 As illustrated in FIGS. 3 and 4, it is preferred that the cover 25 be punctured at one or more hand holes 11. The cover may include perforations in the material made during manufacturing process to assist in emergency medical technicians piercing the cover at the hand holes. However, perforations are not considered necessary for performing the puncturing operation in the field. Moreover, considering the wide variety of backboard constructions, it is not considered ideal to provide perforations in the cover. Instead, the cover material is of sufficiently low strength that a person can puncture the one or more hand holes simply by utilizing their fingers to push through the cover material, such as illustrated in FIG. 3. Alternatively, the person can utilize a tool, such as a knife blade, to puncture the cover at the hand holes more quickly, as illustrated in FIG. 4. Once the cover has been punctured on both sides at the backboard hand holes, one can project the cover into the hand holes at both sides and adhere the cover sheet edges together to encapsulate the hole rims 13 by simply crimping the excess material of the cover so that the cohesive sides engage.
 As illustrated in FIGS. 5-10, once the backboard including its hand holes have been entirely encapsulated by the cover, straps 45 can be applied. Emergency medical technicians 49 can support and transport a patient 47 with the backboard and backboard cover combination 1. As illustrated in FIGS. 6 and 7, any bodily fluids such as blood 51, may encounter the exterior of the cover 25. However, the underlying backboard 3 is protected from such bodily fluids. Once a patient has been successfully carried to a desired location, such as a hospital, the straps 45 can be removed, and the blood contaminated cover can be removed from the backboard 3 for disposal.

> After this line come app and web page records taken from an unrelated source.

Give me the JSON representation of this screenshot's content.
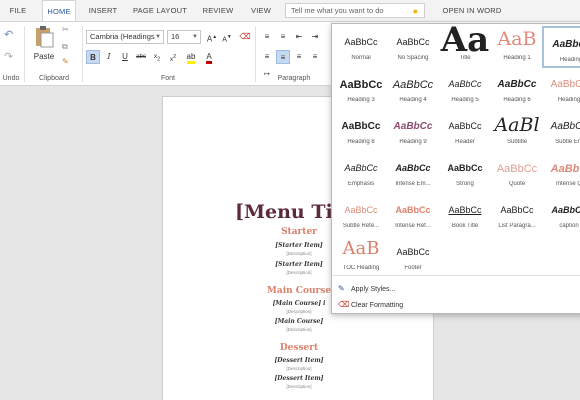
{
  "tabs": [
    {
      "label": "FILE"
    },
    {
      "label": "HOME"
    },
    {
      "label": "INSERT"
    },
    {
      "label": "PAGE LAYOUT"
    },
    {
      "label": "REVIEW"
    },
    {
      "label": "VIEW"
    },
    {
      "label": "OPEN IN WORD"
    }
  ],
  "tell_me": {
    "placeholder": "Tell me what you want to do"
  },
  "ribbon": {
    "groups": {
      "undo": "Undo",
      "clipboard": "Clipboard",
      "font": "Font",
      "paragraph": "Paragraph"
    },
    "paste_label": "Paste",
    "font_name": "Cambria (Headings",
    "font_size": "16"
  },
  "document": {
    "title": "[Menu Tit",
    "sections": [
      {
        "heading": "Starter",
        "items": [
          "[Starter Item]",
          "[Starter Item]"
        ],
        "desc": "[Description]"
      },
      {
        "heading": "Main Course",
        "items": [
          "[Main Course] i",
          "[Main Course]"
        ],
        "desc": "[Description]"
      },
      {
        "heading": "Dessert",
        "items": [
          "[Dessert Item]",
          "[Dessert Item]"
        ],
        "desc": "[Description]"
      }
    ]
  },
  "styles": [
    {
      "preview": "AaBbCc",
      "name": "Normal"
    },
    {
      "preview": "AaBbCc",
      "name": "No Spacing"
    },
    {
      "preview": "Aa",
      "name": "Title"
    },
    {
      "preview": "AaB",
      "name": "Heading 1"
    },
    {
      "preview": "AaBbcc",
      "name": "Heading"
    },
    {
      "preview": "AaBbCc",
      "name": "Heading 3"
    },
    {
      "preview": "AaBbCc",
      "name": "Heading 4"
    },
    {
      "preview": "AaBbCc",
      "name": "Heading 5"
    },
    {
      "preview": "AaBbCc",
      "name": "Heading 6"
    },
    {
      "preview": "AaBbCc",
      "name": "Heading"
    },
    {
      "preview": "AaBbCc",
      "name": "Heading 8"
    },
    {
      "preview": "AaBbCc",
      "name": "Heading 9"
    },
    {
      "preview": "AaBbCc",
      "name": "Header"
    },
    {
      "preview": "AaBl",
      "name": "Subtitle"
    },
    {
      "preview": "AaBbCc",
      "name": "Subtle Em"
    },
    {
      "preview": "AaBbCc",
      "name": "Emphasis"
    },
    {
      "preview": "AaBbCc",
      "name": "Intense Em..."
    },
    {
      "preview": "AaBbCc",
      "name": "Strong"
    },
    {
      "preview": "AaBbCc",
      "name": "Quote"
    },
    {
      "preview": "AaBbC",
      "name": "Intense Q"
    },
    {
      "preview": "AaBbCc",
      "name": "Subtle Refe..."
    },
    {
      "preview": "AaBbCc",
      "name": "Intense Ref..."
    },
    {
      "preview": "AaBbCc",
      "name": "Book Title"
    },
    {
      "preview": "AaBbCc",
      "name": "List Paragra..."
    },
    {
      "preview": "AaBbCc",
      "name": "caption"
    },
    {
      "preview": "AaB",
      "name": "TOC Heading"
    },
    {
      "preview": "AaBbCc",
      "name": "Footer"
    }
  ],
  "menu": {
    "apply_styles": "Apply Styles...",
    "clear_formatting": "Clear Formatting"
  },
  "colors": {
    "accent": "#2b579a",
    "heading": "#d9806a",
    "title": "#5b2a3c"
  }
}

 While several particular forms of the invention have been illustrated and described, it will be apparent that various modifications can be made without departing from the spirit and scope of the invention. Accordingly, it is not intended that the invention be limited except by the following claims. Having described my invention in such terms as to enable a person skilled in the art to understand the invention, recreate the invention and practice it, and having presently identified the presently preferred embodiments thereof,